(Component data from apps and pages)
>>>

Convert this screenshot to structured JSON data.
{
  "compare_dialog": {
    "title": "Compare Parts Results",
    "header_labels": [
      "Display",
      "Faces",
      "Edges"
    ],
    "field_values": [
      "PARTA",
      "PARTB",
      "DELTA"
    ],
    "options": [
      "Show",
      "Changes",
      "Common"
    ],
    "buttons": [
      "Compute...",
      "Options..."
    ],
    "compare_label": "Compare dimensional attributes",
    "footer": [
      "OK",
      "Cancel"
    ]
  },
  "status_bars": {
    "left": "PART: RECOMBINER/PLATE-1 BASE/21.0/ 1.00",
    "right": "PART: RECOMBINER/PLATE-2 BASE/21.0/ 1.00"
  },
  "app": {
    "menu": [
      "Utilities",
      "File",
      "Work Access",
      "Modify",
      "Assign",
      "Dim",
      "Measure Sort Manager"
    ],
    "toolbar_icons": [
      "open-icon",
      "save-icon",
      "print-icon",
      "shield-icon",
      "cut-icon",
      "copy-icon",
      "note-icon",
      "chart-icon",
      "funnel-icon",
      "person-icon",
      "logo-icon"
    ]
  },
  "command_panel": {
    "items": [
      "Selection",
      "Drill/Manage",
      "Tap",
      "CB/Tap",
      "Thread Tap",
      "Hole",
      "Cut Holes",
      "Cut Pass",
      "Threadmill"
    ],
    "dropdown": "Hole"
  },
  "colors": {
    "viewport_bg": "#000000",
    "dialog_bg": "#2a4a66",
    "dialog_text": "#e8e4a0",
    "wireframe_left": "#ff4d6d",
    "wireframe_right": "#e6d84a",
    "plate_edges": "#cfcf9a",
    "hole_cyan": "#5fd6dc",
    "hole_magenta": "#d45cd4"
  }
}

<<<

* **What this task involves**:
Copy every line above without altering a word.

* **Exercise output**:
Convert this screenshot to structured JSON data.
{
  "compare_dialog": {
    "title": "Compare Parts Results",
    "header_labels": [
      "Display",
      "Faces",
      "Edges"
    ],
    "field_values": [
      "PARTA",
      "PARTB",
      "DELTA"
    ],
    "options": [
      "Show",
      "Changes",
      "Common"
    ],
    "buttons": [
      "Compute...",
      "Options..."
    ],
    "compare_label": "Compare dimensional attributes",
    "footer": [
      "OK",
      "Cancel"
    ]
  },
  "status_bars": {
    "left": "PART: RECOMBINER/PLATE-1 BASE/21.0/ 1.00",
    "right": "PART: RECOMBINER/PLATE-2 BASE/21.0/ 1.00"
  },
  "app": {
    "menu": [
      "Utilities",
      "File",
      "Work Access",
      "Modify",
      "Assign",
      "Dim",
      "Measure Sort Manager"
    ],
    "toolbar_icons": [
      "open-icon",
      "save-icon",
      "print-icon",
      "shield-icon",
      "cut-icon",
      "copy-icon",
      "note-icon",
      "chart-icon",
      "funnel-icon",
      "person-icon",
      "logo-icon"
    ]
  },
  "command_panel": {
    "items": [
      "Selection",
      "Drill/Manage",
      "Tap",
      "CB/Tap",
      "Thread Tap",
      "Hole",
      "Cut Holes",
      "Cut Pass",
      "Threadmill"
    ],
    "dropdown": "Hole"
  },
  "colors": {
    "viewport_bg": "#000000",
    "dialog_bg": "#2a4a66",
    "dialog_text": "#e8e4a0",
    "wireframe_left": "#ff4d6d",
    "wireframe_right": "#e6d84a",
    "plate_edges": "#cfcf9a",
    "hole_cyan": "#5fd6dc",
    "hole_magenta": "#d45cd4"
  }
}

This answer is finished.